■ **What needs to be done**:
Copy every record word for word. Pictures are not part of the copy.

*** Opening Records provided ***

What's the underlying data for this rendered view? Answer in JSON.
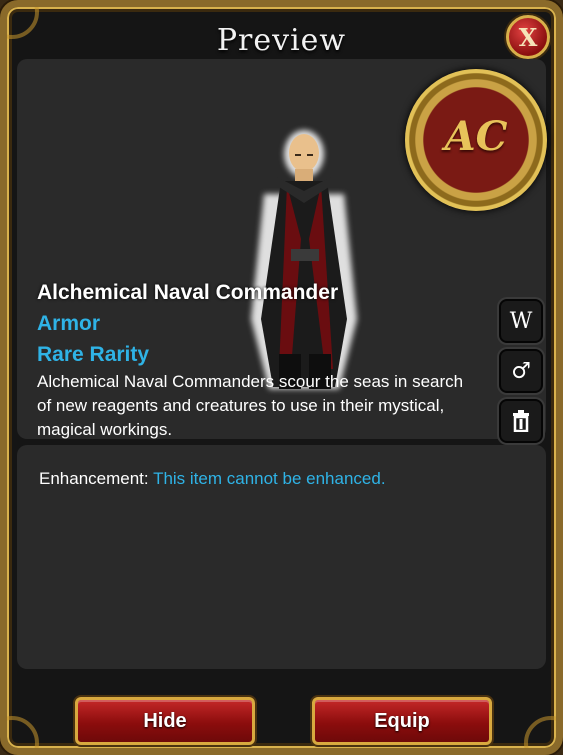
{
  "window": {
    "title": "Preview",
    "close_icon": "close-icon"
  },
  "logo": {
    "monogram": "AC"
  },
  "item": {
    "name": "Alchemical Naval Commander",
    "type": "Armor",
    "rarity": "Rare Rarity",
    "description": "Alchemical Naval Commanders scour the seas in search of new reagents and creatures to use in their mystical, magical workings."
  },
  "side_buttons": [
    {
      "name": "wear-button",
      "glyph": "W",
      "icon": "wear-icon"
    },
    {
      "name": "gender-button",
      "glyph": "♂",
      "icon": "male-gender-icon"
    },
    {
      "name": "delete-button",
      "glyph": "🗑",
      "icon": "trash-icon"
    }
  ],
  "enhancement": {
    "label": "Enhancement:",
    "value": "This item cannot be enhanced."
  },
  "buttons": {
    "hide": "Hide",
    "equip": "Equip"
  },
  "colors": {
    "accent_blue": "#2fb3e6",
    "frame_gold": "#d9b24d",
    "button_red": "#a81616"
  }
}
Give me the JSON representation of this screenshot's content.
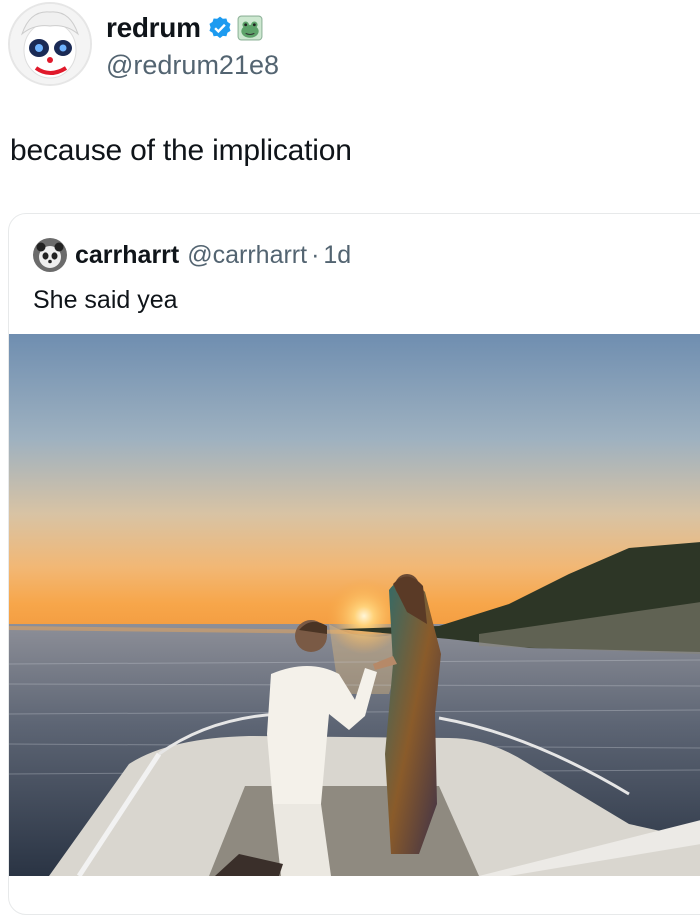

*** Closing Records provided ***

■ **Answer space**:
What's the underlying data for this rendered view? Answer in JSON.
{
  "window": {
    "title": "Preview",
    "close_icon": "close-icon"
  },
  "logo": {
    "monogram": "AC"
  },
  "item": {
    "name": "Alchemical Naval Commander",
    "type": "Armor",
    "rarity": "Rare Rarity",
    "description": "Alchemical Naval Commanders scour the seas in search of new reagents and creatures to use in their mystical, magical workings."
  },
  "side_buttons": [
    {
      "name": "wear-button",
      "glyph": "W",
      "icon": "wear-icon"
    },
    {
      "name": "gender-button",
      "glyph": "♂",
      "icon": "male-gender-icon"
    },
    {
      "name": "delete-button",
      "glyph": "🗑",
      "icon": "trash-icon"
    }
  ],
  "enhancement": {
    "label": "Enhancement:",
    "value": "This item cannot be enhanced."
  },
  "buttons": {
    "hide": "Hide",
    "equip": "Equip"
  },
  "colors": {
    "accent_blue": "#2fb3e6",
    "frame_gold": "#d9b24d",
    "button_red": "#a81616"
  }
}
Give me the JSON representation of this screenshot's content.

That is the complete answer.